▶ **RECORDS SHOWN**
-- Opening Marker --

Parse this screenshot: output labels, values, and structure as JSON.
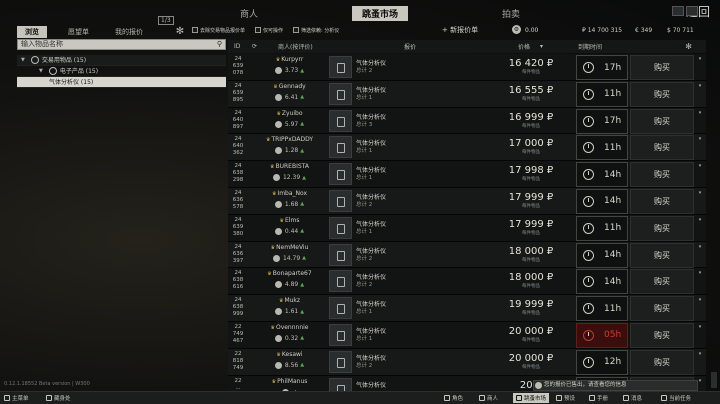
{
  "top_tabs": [
    "商人",
    "跳蚤市场",
    "拍卖"
  ],
  "active_top_tab": 1,
  "return_label": "返回",
  "subtabs": [
    "浏览",
    "愿望单",
    "我的报价"
  ],
  "badge_13": "1/3",
  "search_placeholder": "输入物品名称",
  "tree": [
    {
      "label": "交易用物品 (15)",
      "level": 0
    },
    {
      "label": "电子产品 (15)",
      "level": 1
    },
    {
      "label": "气体分析仪 (15)",
      "level": 2
    }
  ],
  "version": "0.12.1.18552 Beta version | W300",
  "filters": [
    "去除交易物品报价单",
    "仅可操作",
    "筛选依赖: 分析仪"
  ],
  "add_offer": "+ 新报价单",
  "balance": "0.00",
  "money": {
    "rub": "₽ 14 700 315",
    "eur": "€ 349",
    "usd": "$ 70 711"
  },
  "columns": {
    "id": "ID",
    "seller": "商人(按评价)",
    "offer": "报价",
    "price": "价格",
    "time": "到期时间"
  },
  "rows": [
    {
      "id": "24\n639\n078",
      "seller": "Kurpyrr",
      "rating": "3.73",
      "item": "气体分析仪",
      "qty": "总计 2",
      "price": "16 420 ₽",
      "sub": "每件物品",
      "time": "17h",
      "buy": "购买",
      "expiring": false
    },
    {
      "id": "24\n639\n895",
      "seller": "Gennady",
      "rating": "6.41",
      "item": "气体分析仪",
      "qty": "总计 1",
      "price": "16 555 ₽",
      "sub": "每件物品",
      "time": "11h",
      "buy": "购买",
      "expiring": false
    },
    {
      "id": "24\n640\n897",
      "seller": "Zyuibo",
      "rating": "5.97",
      "item": "气体分析仪",
      "qty": "总计 3",
      "price": "16 999 ₽",
      "sub": "每件物品",
      "time": "17h",
      "buy": "购买",
      "expiring": false
    },
    {
      "id": "24\n640\n362",
      "seller": "TRIPPxDADDY",
      "rating": "1.28",
      "item": "气体分析仪",
      "qty": "总计 1",
      "price": "17 000 ₽",
      "sub": "每件物品",
      "time": "11h",
      "buy": "购买",
      "expiring": false
    },
    {
      "id": "24\n638\n298",
      "seller": "BUREBISTA",
      "rating": "12.39",
      "item": "气体分析仪",
      "qty": "总计 1",
      "price": "17 998 ₽",
      "sub": "每件物品",
      "time": "14h",
      "buy": "购买",
      "expiring": false
    },
    {
      "id": "24\n636\n578",
      "seller": "Imba_Nox",
      "rating": "1.68",
      "item": "气体分析仪",
      "qty": "总计 2",
      "price": "17 999 ₽",
      "sub": "每件物品",
      "time": "14h",
      "buy": "购买",
      "expiring": false
    },
    {
      "id": "24\n639\n380",
      "seller": "Elms",
      "rating": "0.44",
      "item": "气体分析仪",
      "qty": "总计 1",
      "price": "17 999 ₽",
      "sub": "每件物品",
      "time": "11h",
      "buy": "购买",
      "expiring": false
    },
    {
      "id": "24\n636\n397",
      "seller": "NemMeViu",
      "rating": "14.79",
      "item": "气体分析仪",
      "qty": "总计 2",
      "price": "18 000 ₽",
      "sub": "每件物品",
      "time": "14h",
      "buy": "购买",
      "expiring": false
    },
    {
      "id": "24\n638\n616",
      "seller": "Bonaparte67",
      "rating": "4.89",
      "item": "气体分析仪",
      "qty": "总计 2",
      "price": "18 000 ₽",
      "sub": "每件物品",
      "time": "14h",
      "buy": "购买",
      "expiring": false
    },
    {
      "id": "24\n638\n999",
      "seller": "Mukz",
      "rating": "1.61",
      "item": "气体分析仪",
      "qty": "总计 1",
      "price": "19 999 ₽",
      "sub": "每件物品",
      "time": "11h",
      "buy": "购买",
      "expiring": false
    },
    {
      "id": "22\n749\n467",
      "seller": "Ovennnnie",
      "rating": "0.32",
      "item": "气体分析仪",
      "qty": "总计 1",
      "price": "20 000 ₽",
      "sub": "每件物品",
      "time": "05h",
      "buy": "购买",
      "expiring": true
    },
    {
      "id": "22\n818\n749",
      "seller": "Kesawi",
      "rating": "8.56",
      "item": "气体分析仪",
      "qty": "总计 2",
      "price": "20 000 ₽",
      "sub": "每件物品",
      "time": "12h",
      "buy": "购买",
      "expiring": false
    },
    {
      "id": "22\n...",
      "seller": "PhilManus",
      "rating": "",
      "item": "气体分析仪",
      "qty": "",
      "price": "20 0",
      "sub": "",
      "time": "",
      "buy": "",
      "expiring": false
    }
  ],
  "bottom_bar": [
    {
      "label": "主菜单",
      "icon": "menu-icon"
    },
    {
      "label": "藏身处",
      "icon": "hideout-icon"
    },
    {
      "label": "角色",
      "icon": "character-icon"
    },
    {
      "label": "商人",
      "icon": "traders-icon"
    },
    {
      "label": "跳蚤市场",
      "icon": "flea-market-icon",
      "active": true
    },
    {
      "label": "预设",
      "icon": "presets-icon"
    },
    {
      "label": "手册",
      "icon": "handbook-icon"
    },
    {
      "label": "消息",
      "icon": "messages-icon"
    },
    {
      "label": "当前任务",
      "icon": "tasks-icon"
    }
  ],
  "notification": "您的报价已售出，请查看您的信息"
}
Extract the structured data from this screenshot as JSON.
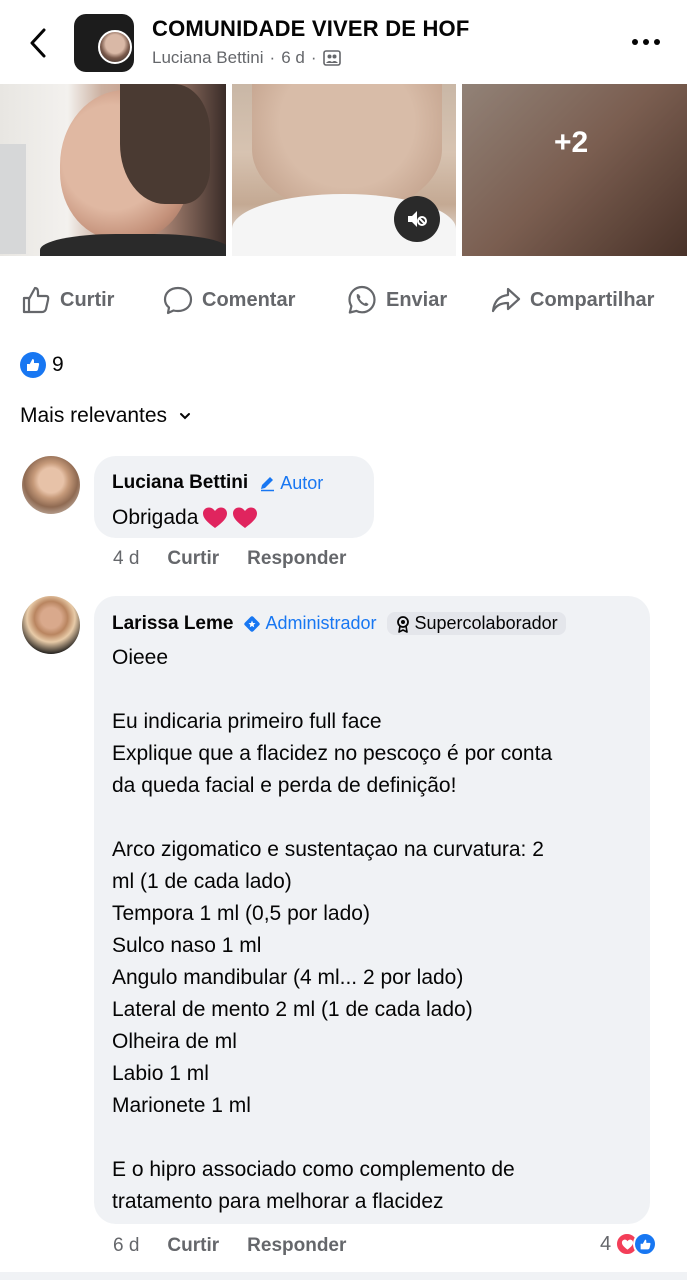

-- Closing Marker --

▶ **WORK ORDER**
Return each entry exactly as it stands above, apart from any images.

▶ **YOUR RESPONSE**
Parse this screenshot: output labels, values, and structure as JSON.
{
  "top_tabs": [
    "商人",
    "跳蚤市场",
    "拍卖"
  ],
  "active_top_tab": 1,
  "return_label": "返回",
  "subtabs": [
    "浏览",
    "愿望单",
    "我的报价"
  ],
  "badge_13": "1/3",
  "search_placeholder": "输入物品名称",
  "tree": [
    {
      "label": "交易用物品 (15)",
      "level": 0
    },
    {
      "label": "电子产品 (15)",
      "level": 1
    },
    {
      "label": "气体分析仪 (15)",
      "level": 2
    }
  ],
  "version": "0.12.1.18552 Beta version | W300",
  "filters": [
    "去除交易物品报价单",
    "仅可操作",
    "筛选依赖: 分析仪"
  ],
  "add_offer": "+ 新报价单",
  "balance": "0.00",
  "money": {
    "rub": "₽ 14 700 315",
    "eur": "€ 349",
    "usd": "$ 70 711"
  },
  "columns": {
    "id": "ID",
    "seller": "商人(按评价)",
    "offer": "报价",
    "price": "价格",
    "time": "到期时间"
  },
  "rows": [
    {
      "id": "24\n639\n078",
      "seller": "Kurpyrr",
      "rating": "3.73",
      "item": "气体分析仪",
      "qty": "总计 2",
      "price": "16 420 ₽",
      "sub": "每件物品",
      "time": "17h",
      "buy": "购买",
      "expiring": false
    },
    {
      "id": "24\n639\n895",
      "seller": "Gennady",
      "rating": "6.41",
      "item": "气体分析仪",
      "qty": "总计 1",
      "price": "16 555 ₽",
      "sub": "每件物品",
      "time": "11h",
      "buy": "购买",
      "expiring": false
    },
    {
      "id": "24\n640\n897",
      "seller": "Zyuibo",
      "rating": "5.97",
      "item": "气体分析仪",
      "qty": "总计 3",
      "price": "16 999 ₽",
      "sub": "每件物品",
      "time": "17h",
      "buy": "购买",
      "expiring": false
    },
    {
      "id": "24\n640\n362",
      "seller": "TRIPPxDADDY",
      "rating": "1.28",
      "item": "气体分析仪",
      "qty": "总计 1",
      "price": "17 000 ₽",
      "sub": "每件物品",
      "time": "11h",
      "buy": "购买",
      "expiring": false
    },
    {
      "id": "24\n638\n298",
      "seller": "BUREBISTA",
      "rating": "12.39",
      "item": "气体分析仪",
      "qty": "总计 1",
      "price": "17 998 ₽",
      "sub": "每件物品",
      "time": "14h",
      "buy": "购买",
      "expiring": false
    },
    {
      "id": "24\n636\n578",
      "seller": "Imba_Nox",
      "rating": "1.68",
      "item": "气体分析仪",
      "qty": "总计 2",
      "price": "17 999 ₽",
      "sub": "每件物品",
      "time": "14h",
      "buy": "购买",
      "expiring": false
    },
    {
      "id": "24\n639\n380",
      "seller": "Elms",
      "rating": "0.44",
      "item": "气体分析仪",
      "qty": "总计 1",
      "price": "17 999 ₽",
      "sub": "每件物品",
      "time": "11h",
      "buy": "购买",
      "expiring": false
    },
    {
      "id": "24\n636\n397",
      "seller": "NemMeViu",
      "rating": "14.79",
      "item": "气体分析仪",
      "qty": "总计 2",
      "price": "18 000 ₽",
      "sub": "每件物品",
      "time": "14h",
      "buy": "购买",
      "expiring": false
    },
    {
      "id": "24\n638\n616",
      "seller": "Bonaparte67",
      "rating": "4.89",
      "item": "气体分析仪",
      "qty": "总计 2",
      "price": "18 000 ₽",
      "sub": "每件物品",
      "time": "14h",
      "buy": "购买",
      "expiring": false
    },
    {
      "id": "24\n638\n999",
      "seller": "Mukz",
      "rating": "1.61",
      "item": "气体分析仪",
      "qty": "总计 1",
      "price": "19 999 ₽",
      "sub": "每件物品",
      "time": "11h",
      "buy": "购买",
      "expiring": false
    },
    {
      "id": "22\n749\n467",
      "seller": "Ovennnnie",
      "rating": "0.32",
      "item": "气体分析仪",
      "qty": "总计 1",
      "price": "20 000 ₽",
      "sub": "每件物品",
      "time": "05h",
      "buy": "购买",
      "expiring": true
    },
    {
      "id": "22\n818\n749",
      "seller": "Kesawi",
      "rating": "8.56",
      "item": "气体分析仪",
      "qty": "总计 2",
      "price": "20 000 ₽",
      "sub": "每件物品",
      "time": "12h",
      "buy": "购买",
      "expiring": false
    },
    {
      "id": "22\n...",
      "seller": "PhilManus",
      "rating": "",
      "item": "气体分析仪",
      "qty": "",
      "price": "20 0",
      "sub": "",
      "time": "",
      "buy": "",
      "expiring": false
    }
  ],
  "bottom_bar": [
    {
      "label": "主菜单",
      "icon": "menu-icon"
    },
    {
      "label": "藏身处",
      "icon": "hideout-icon"
    },
    {
      "label": "角色",
      "icon": "character-icon"
    },
    {
      "label": "商人",
      "icon": "traders-icon"
    },
    {
      "label": "跳蚤市场",
      "icon": "flea-market-icon",
      "active": true
    },
    {
      "label": "预设",
      "icon": "presets-icon"
    },
    {
      "label": "手册",
      "icon": "handbook-icon"
    },
    {
      "label": "消息",
      "icon": "messages-icon"
    },
    {
      "label": "当前任务",
      "icon": "tasks-icon"
    }
  ],
  "notification": "您的报价已售出，请查看您的信息"
}
Extract the structured data from this screenshot as JSON.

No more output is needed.